**Assignment**
Give every line below again, exactly.
Dataset records section start
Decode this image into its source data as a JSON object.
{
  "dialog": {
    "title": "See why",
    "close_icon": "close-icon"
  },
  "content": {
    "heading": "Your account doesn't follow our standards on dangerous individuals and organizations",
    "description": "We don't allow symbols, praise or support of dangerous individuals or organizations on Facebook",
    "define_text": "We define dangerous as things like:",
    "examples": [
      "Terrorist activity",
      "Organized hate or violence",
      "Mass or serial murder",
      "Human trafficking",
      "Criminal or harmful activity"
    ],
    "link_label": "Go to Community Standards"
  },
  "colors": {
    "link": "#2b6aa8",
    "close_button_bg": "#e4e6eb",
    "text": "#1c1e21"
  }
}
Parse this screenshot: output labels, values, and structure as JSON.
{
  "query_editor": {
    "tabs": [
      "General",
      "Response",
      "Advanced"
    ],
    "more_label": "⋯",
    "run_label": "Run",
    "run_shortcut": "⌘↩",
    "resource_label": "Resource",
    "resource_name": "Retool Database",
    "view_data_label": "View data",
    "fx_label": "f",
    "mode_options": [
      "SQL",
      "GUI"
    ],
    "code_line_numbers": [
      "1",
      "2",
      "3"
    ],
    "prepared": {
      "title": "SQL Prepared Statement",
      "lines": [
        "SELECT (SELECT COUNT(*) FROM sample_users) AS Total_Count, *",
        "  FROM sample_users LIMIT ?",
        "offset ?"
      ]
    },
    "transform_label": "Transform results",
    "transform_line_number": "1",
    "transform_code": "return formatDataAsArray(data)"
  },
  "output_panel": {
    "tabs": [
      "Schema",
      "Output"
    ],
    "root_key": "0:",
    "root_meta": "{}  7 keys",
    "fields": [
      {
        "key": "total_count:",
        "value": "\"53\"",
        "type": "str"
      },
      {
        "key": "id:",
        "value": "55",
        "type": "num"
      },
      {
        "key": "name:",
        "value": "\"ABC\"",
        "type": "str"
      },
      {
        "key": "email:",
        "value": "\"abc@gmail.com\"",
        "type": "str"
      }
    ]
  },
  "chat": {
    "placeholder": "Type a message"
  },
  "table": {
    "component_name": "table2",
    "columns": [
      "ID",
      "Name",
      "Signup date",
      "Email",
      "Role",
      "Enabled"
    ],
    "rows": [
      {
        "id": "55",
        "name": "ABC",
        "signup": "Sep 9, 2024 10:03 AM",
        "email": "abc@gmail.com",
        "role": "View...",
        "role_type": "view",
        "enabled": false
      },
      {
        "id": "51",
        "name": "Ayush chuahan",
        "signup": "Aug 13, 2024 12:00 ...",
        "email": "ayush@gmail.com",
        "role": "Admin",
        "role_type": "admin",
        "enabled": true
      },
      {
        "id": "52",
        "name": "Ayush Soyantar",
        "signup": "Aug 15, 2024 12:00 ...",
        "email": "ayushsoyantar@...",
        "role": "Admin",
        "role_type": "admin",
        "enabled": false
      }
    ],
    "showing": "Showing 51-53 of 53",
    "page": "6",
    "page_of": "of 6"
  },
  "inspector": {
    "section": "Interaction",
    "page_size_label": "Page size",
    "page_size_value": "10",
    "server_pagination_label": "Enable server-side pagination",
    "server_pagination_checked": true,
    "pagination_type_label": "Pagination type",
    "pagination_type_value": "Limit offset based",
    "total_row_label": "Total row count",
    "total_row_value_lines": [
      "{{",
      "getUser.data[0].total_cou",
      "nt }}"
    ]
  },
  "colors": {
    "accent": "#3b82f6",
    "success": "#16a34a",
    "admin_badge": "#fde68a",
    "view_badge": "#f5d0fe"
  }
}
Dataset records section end
**Your response**
Decode this image into its source data as a JSON object.
{
  "dialog": {
    "title": "See why",
    "close_icon": "close-icon"
  },
  "content": {
    "heading": "Your account doesn't follow our standards on dangerous individuals and organizations",
    "description": "We don't allow symbols, praise or support of dangerous individuals or organizations on Facebook",
    "define_text": "We define dangerous as things like:",
    "examples": [
      "Terrorist activity",
      "Organized hate or violence",
      "Mass or serial murder",
      "Human trafficking",
      "Criminal or harmful activity"
    ],
    "link_label": "Go to Community Standards"
  },
  "colors": {
    "link": "#2b6aa8",
    "close_button_bg": "#e4e6eb",
    "text": "#1c1e21"
  }
}
Parse this screenshot: output labels, values, and structure as JSON.
{
  "query_editor": {
    "tabs": [
      "General",
      "Response",
      "Advanced"
    ],
    "more_label": "⋯",
    "run_label": "Run",
    "run_shortcut": "⌘↩",
    "resource_label": "Resource",
    "resource_name": "Retool Database",
    "view_data_label": "View data",
    "fx_label": "f",
    "mode_options": [
      "SQL",
      "GUI"
    ],
    "code_line_numbers": [
      "1",
      "2",
      "3"
    ],
    "prepared": {
      "title": "SQL Prepared Statement",
      "lines": [
        "SELECT (SELECT COUNT(*) FROM sample_users) AS Total_Count, *",
        "  FROM sample_users LIMIT ?",
        "offset ?"
      ]
    },
    "transform_label": "Transform results",
    "transform_line_number": "1",
    "transform_code": "return formatDataAsArray(data)"
  },
  "output_panel": {
    "tabs": [
      "Schema",
      "Output"
    ],
    "root_key": "0:",
    "root_meta": "{}  7 keys",
    "fields": [
      {
        "key": "total_count:",
        "value": "\"53\"",
        "type": "str"
      },
      {
        "key": "id:",
        "value": "55",
        "type": "num"
      },
      {
        "key": "name:",
        "value": "\"ABC\"",
        "type": "str"
      },
      {
        "key": "email:",
        "value": "\"abc@gmail.com\"",
        "type": "str"
      }
    ]
  },
  "chat": {
    "placeholder": "Type a message"
  },
  "table": {
    "component_name": "table2",
    "columns": [
      "ID",
      "Name",
      "Signup date",
      "Email",
      "Role",
      "Enabled"
    ],
    "rows": [
      {
        "id": "55",
        "name": "ABC",
        "signup": "Sep 9, 2024 10:03 AM",
        "email": "abc@gmail.com",
        "role": "View...",
        "role_type": "view",
        "enabled": false
      },
      {
        "id": "51",
        "name": "Ayush chuahan",
        "signup": "Aug 13, 2024 12:00 ...",
        "email": "ayush@gmail.com",
        "role": "Admin",
        "role_type": "admin",
        "enabled": true
      },
      {
        "id": "52",
        "name": "Ayush Soyantar",
        "signup": "Aug 15, 2024 12:00 ...",
        "email": "ayushsoyantar@...",
        "role": "Admin",
        "role_type": "admin",
        "enabled": false
      }
    ],
    "showing": "Showing 51-53 of 53",
    "page": "6",
    "page_of": "of 6"
  },
  "inspector": {
    "section": "Interaction",
    "page_size_label": "Page size",
    "page_size_value": "10",
    "server_pagination_label": "Enable server-side pagination",
    "server_pagination_checked": true,
    "pagination_type_label": "Pagination type",
    "pagination_type_value": "Limit offset based",
    "total_row_label": "Total row count",
    "total_row_value_lines": [
      "{{",
      "getUser.data[0].total_cou",
      "nt }}"
    ]
  },
  "colors": {
    "accent": "#3b82f6",
    "success": "#16a34a",
    "admin_badge": "#fde68a",
    "view_badge": "#f5d0fe"
  }
}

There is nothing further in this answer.